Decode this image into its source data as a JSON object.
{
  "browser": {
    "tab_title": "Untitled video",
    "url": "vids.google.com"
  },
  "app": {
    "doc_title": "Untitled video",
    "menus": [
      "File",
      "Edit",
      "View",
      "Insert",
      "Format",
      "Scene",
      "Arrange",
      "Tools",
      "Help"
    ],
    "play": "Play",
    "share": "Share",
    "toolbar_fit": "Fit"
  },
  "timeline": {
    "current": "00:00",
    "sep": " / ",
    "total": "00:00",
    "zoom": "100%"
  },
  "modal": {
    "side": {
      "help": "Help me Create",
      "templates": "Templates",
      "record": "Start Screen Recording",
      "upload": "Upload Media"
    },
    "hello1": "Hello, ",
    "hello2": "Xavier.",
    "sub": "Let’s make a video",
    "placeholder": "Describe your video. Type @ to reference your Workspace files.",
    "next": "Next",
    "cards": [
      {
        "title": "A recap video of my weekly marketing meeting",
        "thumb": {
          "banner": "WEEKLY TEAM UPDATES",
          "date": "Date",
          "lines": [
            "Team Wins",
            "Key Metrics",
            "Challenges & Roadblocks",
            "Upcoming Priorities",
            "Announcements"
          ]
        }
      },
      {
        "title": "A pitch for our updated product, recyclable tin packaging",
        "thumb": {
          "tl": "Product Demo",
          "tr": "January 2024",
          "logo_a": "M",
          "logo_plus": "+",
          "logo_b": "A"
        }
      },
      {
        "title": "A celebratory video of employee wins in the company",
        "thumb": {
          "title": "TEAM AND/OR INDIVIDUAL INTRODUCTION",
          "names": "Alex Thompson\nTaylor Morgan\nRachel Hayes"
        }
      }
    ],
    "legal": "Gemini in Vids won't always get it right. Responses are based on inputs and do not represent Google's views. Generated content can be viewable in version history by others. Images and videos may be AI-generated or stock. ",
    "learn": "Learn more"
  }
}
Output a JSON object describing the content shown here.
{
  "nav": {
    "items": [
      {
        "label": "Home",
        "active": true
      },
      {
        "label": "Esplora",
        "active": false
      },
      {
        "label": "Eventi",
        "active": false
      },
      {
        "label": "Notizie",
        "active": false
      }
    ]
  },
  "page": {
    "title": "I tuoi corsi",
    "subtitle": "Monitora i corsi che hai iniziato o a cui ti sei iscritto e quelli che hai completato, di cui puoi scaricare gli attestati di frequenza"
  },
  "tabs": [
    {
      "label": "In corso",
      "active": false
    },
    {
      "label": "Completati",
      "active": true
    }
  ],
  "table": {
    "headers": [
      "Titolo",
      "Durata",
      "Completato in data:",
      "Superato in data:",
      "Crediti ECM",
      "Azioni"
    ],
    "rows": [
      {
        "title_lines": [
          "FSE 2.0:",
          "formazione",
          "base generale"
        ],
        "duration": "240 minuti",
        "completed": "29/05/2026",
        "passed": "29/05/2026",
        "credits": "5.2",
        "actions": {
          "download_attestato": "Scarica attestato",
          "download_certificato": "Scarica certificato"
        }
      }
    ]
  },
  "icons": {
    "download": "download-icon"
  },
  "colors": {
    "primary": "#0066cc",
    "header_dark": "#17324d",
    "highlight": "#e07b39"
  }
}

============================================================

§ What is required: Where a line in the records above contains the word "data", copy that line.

§ Response to the exercise:
Decode this image into its source data as a JSON object.
      "Completato in data:",
      "Superato in data:",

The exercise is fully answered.